In these so-called ‘post-factual’ times, it is without any sense of irony, however, that the plan completely glosses over the inconvenient reality that it was the assiduous political commitment over successive decades for policies favouring unfettered suburban one-off housing sprawl that has done most to undermine and depopulate rural towns and villages. Between 2001 and 2011, 104,058 one-off dwellings were constructed in rural areas, 85% within 5km of a town or village. Since 2011, a further 18,500 have been permitted. The level of cognitive dissonance on this issue is all the more striking when you consider that the final report of the Commission for Economic Development in Rural Areas (CEDRA), upon which the action plan is largely based, also makes the same glaring omission. The reality is that, nationally, over 70% of dwellings in defined rural areas are built outside settlement centres, and higher still in some counties. This hemorrhaging of population is not deterministic but as a direct result of a sustained and deliberate policy intervention. As one insightful letter writer to The Irish Times noted, what is killing rural towns and villages is not population decline, but their irrelevance, as rural areas become progressively (r)urbanised and assimilated into the functional reaches of larger cities. No amount of fiscal incentives will reverse this trend in the absence of corresponding firm policy measures to restrict and reverse dispersed suburban housing in the countryside. Of course, such an idea would be an anathema in Ireland against a backdrop of political short-termism and patronage. So instead, the action plan includes a rather insipid reference to increase delivery of small housing schemes in towns and villages as an alternative to one-off housing.

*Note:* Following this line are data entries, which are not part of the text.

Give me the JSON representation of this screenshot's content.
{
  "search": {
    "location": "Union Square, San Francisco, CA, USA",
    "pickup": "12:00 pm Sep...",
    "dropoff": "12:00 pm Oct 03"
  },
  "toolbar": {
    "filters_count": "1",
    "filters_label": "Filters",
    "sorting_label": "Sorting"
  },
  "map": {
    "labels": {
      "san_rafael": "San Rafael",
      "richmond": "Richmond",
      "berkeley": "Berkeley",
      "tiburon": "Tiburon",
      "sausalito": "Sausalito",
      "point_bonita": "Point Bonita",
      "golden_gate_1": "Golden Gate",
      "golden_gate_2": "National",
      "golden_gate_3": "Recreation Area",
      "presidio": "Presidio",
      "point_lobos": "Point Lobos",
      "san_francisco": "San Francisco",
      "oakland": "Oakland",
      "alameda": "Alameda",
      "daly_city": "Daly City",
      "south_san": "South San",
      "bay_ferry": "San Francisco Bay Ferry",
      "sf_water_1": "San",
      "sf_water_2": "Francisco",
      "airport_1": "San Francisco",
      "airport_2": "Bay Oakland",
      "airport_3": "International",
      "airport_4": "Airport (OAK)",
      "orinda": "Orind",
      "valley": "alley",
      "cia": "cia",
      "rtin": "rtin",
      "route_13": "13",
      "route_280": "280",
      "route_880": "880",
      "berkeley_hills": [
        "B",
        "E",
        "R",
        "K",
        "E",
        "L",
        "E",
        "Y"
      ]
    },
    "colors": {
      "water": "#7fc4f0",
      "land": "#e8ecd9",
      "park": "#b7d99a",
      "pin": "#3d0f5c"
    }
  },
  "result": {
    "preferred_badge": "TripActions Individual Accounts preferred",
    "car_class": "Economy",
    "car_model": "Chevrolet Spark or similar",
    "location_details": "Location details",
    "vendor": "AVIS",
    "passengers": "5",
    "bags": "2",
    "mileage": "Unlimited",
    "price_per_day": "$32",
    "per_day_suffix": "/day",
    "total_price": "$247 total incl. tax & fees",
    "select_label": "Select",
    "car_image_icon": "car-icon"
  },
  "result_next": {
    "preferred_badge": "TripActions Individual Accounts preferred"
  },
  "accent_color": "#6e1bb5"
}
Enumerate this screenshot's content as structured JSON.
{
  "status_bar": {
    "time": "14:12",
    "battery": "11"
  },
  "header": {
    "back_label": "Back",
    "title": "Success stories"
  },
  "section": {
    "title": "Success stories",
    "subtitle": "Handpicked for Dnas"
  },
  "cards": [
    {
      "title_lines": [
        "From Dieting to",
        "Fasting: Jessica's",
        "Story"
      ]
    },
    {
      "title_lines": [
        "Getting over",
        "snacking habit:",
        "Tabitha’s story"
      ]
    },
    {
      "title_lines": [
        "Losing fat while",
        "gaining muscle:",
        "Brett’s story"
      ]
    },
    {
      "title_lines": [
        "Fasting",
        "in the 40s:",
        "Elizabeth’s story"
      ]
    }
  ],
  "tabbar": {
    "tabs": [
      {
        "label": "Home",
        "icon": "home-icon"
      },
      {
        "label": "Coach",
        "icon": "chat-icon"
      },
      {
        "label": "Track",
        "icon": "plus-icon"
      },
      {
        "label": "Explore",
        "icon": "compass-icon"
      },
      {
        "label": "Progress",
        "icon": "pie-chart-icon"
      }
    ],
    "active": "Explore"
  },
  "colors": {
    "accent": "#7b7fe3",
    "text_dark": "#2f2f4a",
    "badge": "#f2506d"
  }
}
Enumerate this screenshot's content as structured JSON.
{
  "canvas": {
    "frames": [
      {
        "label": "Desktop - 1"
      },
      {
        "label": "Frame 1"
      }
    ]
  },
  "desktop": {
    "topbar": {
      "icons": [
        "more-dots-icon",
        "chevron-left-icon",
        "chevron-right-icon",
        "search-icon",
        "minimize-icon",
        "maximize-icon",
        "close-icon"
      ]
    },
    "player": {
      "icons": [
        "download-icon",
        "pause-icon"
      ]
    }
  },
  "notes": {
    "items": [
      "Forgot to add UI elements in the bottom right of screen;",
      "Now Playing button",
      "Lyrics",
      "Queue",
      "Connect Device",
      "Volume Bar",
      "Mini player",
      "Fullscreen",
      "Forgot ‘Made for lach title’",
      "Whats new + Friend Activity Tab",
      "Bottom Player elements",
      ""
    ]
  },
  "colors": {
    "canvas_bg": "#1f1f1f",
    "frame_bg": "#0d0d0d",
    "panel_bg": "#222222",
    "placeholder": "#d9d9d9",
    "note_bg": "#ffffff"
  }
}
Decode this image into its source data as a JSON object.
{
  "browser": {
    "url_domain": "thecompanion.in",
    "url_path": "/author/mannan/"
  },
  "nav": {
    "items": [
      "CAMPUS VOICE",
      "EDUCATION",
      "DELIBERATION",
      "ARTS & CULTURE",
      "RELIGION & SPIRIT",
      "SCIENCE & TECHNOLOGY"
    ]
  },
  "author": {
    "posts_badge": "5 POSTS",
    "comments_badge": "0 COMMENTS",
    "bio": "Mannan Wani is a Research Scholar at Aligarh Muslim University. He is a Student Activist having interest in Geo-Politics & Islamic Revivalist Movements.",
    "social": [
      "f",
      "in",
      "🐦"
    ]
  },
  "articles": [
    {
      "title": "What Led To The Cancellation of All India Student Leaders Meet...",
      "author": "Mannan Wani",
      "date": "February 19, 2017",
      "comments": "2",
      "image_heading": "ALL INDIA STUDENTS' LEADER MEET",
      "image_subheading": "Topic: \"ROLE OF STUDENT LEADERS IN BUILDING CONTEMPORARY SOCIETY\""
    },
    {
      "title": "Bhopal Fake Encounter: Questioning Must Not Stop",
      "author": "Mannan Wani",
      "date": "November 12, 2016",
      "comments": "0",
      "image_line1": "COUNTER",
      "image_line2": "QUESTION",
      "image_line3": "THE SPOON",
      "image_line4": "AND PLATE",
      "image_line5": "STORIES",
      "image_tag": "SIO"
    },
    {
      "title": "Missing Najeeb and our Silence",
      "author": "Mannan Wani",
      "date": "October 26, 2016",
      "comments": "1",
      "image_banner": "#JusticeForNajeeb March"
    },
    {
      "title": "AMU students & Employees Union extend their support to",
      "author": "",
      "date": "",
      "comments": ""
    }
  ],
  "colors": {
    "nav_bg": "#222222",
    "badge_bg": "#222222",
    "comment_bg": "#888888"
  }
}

Aside from the umpteenth re-launch of the national broadband strategy, one of the more eye-catching objectives of the action plan is the highly misleading target to create 135,000 new jobs and increase by 40% Foreign Direct Investment in ‘rural Ireland’ by 2020.  Ensconced behind the attention-grabbing target is the actuality that the action plan opportunistically conflates ‘rural development’ with ‘regional development’ for the sake of appearances. What is, in fact, targeted is the creation of 135,000 jobs outside Dublin i.e. primarily in cities outside Dublin. This sleight of hand epitomises the policy churning over successive decades on rural development issues in an effort to give the impression of doing something. As I have argued before, in a typical Irish solution to an Irish problem, in order to defer and displace the political strife that accompanies an implicitly urban-led national growth strategy, we have instead sanctioned the widespread (r)urbanisation of the countryside. Vague, populist and anachronistic concepts like ‘Rural Ireland’ and ‘Action Plans for Rural Development’ simply serve as a symbolic gesture to paper over and silence a more fundamental political discussion on the nature of urbanisation in Ireland – which is off-course the great taboo in Irish political discourse. Our lack of collective memory is all the more alarming when you consider that almost twenty years ago the White Paper on Rural Development (still available on DAFF’s website) was published which contained all of the symbolic rhetoric of the current action plan (including, as today, a commitment to create a twenty-year spatial strategy to promote balanced regional development – sound familiar?). Unfortunately, this latest action plan is simply yet another episode of opportunism over strategy where we are failing to accurately conceive the true nature of the problem. No doubt twenty years hence we will be back having the same discussion again.

Gavin Daly